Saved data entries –
※ ※ ※

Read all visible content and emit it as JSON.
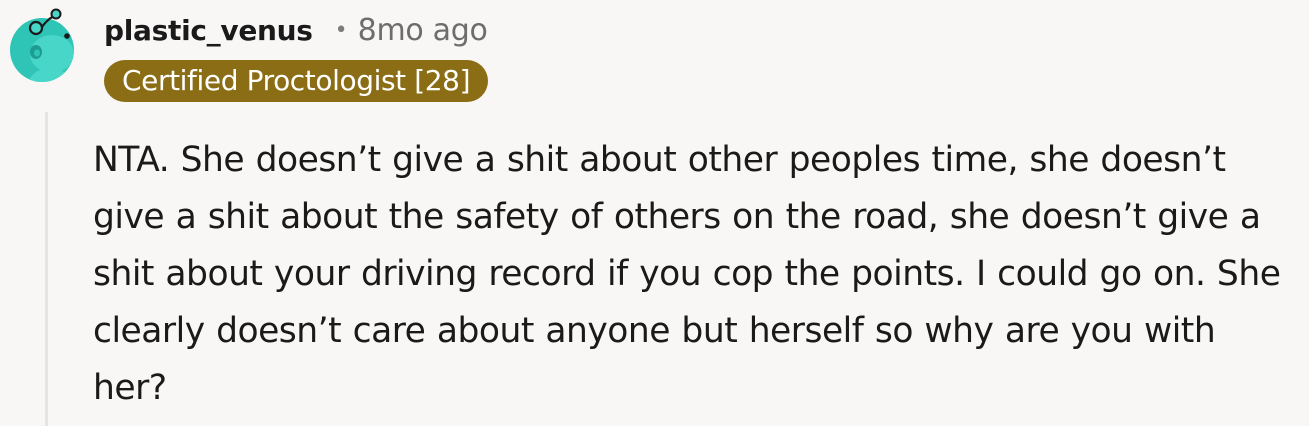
{
  "comment": {
    "username": "plastic_venus",
    "separator": "•",
    "timestamp": "8mo ago",
    "flair": "Certified Proctologist [28]",
    "body": "NTA. She doesn’t give a shit about other peoples time, she doesn’t give a shit about the safety of others on the road, she doesn’t give a shit about your driving record if you cop the points. I could go on. She clearly doesn’t care about anyone but herself so why are you with her?",
    "avatar_icon": "snoo-avatar-icon",
    "colors": {
      "avatar_bg": "#2ec4b6",
      "flair_bg": "#8a6d14",
      "flair_text": "#ffffff",
      "text": "#1a1a1b",
      "meta": "#6d6d6d",
      "thread_line": "#e6e4e1",
      "page_bg": "#f9f7f5"
    }
  }
}
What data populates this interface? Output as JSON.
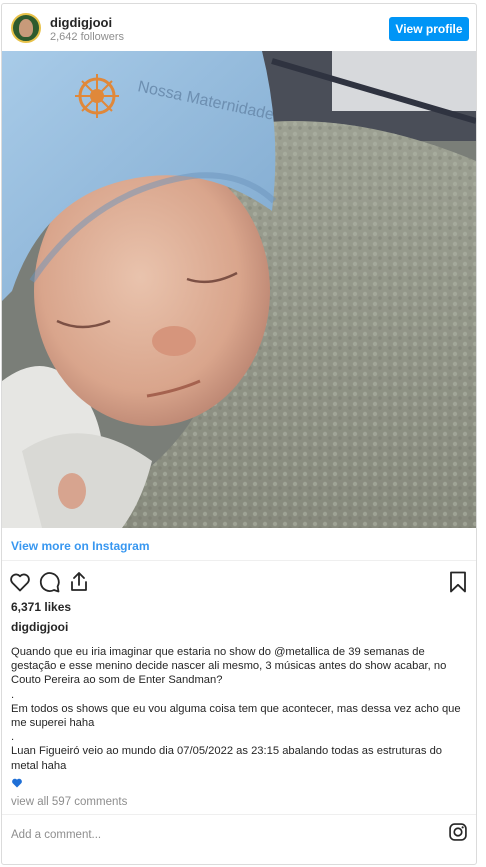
{
  "header": {
    "username": "digdigjooi",
    "followers": "2,642 followers",
    "view_profile": "View profile"
  },
  "photo": {
    "hat_text": "Nossa Maternidade"
  },
  "links": {
    "view_more": "View more on Instagram"
  },
  "stats": {
    "likes": "6,371 likes"
  },
  "caption": {
    "username": "digdigjooi",
    "line1": "Quando que eu iria imaginar que estaria no show do @metallica de 39 semanas de gestação e esse menino decide nascer ali mesmo, 3 músicas antes do show acabar, no Couto Pereira ao som de Enter Sandman?",
    "dot1": ".",
    "line2": "Em todos os shows que eu vou alguma coisa tem que acontecer, mas dessa vez acho que me superei haha",
    "dot2": ".",
    "line3": "Luan Figueiró veio ao mundo dia 07/05/2022 as 23:15 abalando todas as estruturas do metal haha"
  },
  "comments": {
    "view_all": "view all 597 comments",
    "placeholder": "Add a comment..."
  },
  "colors": {
    "accent": "#0095f6",
    "link": "#3897f0",
    "muted": "#8e8e8e",
    "heart": "#1f6fd6"
  },
  "icons": [
    "heart-icon",
    "comment-icon",
    "share-icon",
    "bookmark-icon",
    "blue-heart-icon",
    "instagram-icon"
  ]
}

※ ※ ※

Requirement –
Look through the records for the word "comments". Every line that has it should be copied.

Answer space –
  "comments": {
    "view_all": "view all 597 comments",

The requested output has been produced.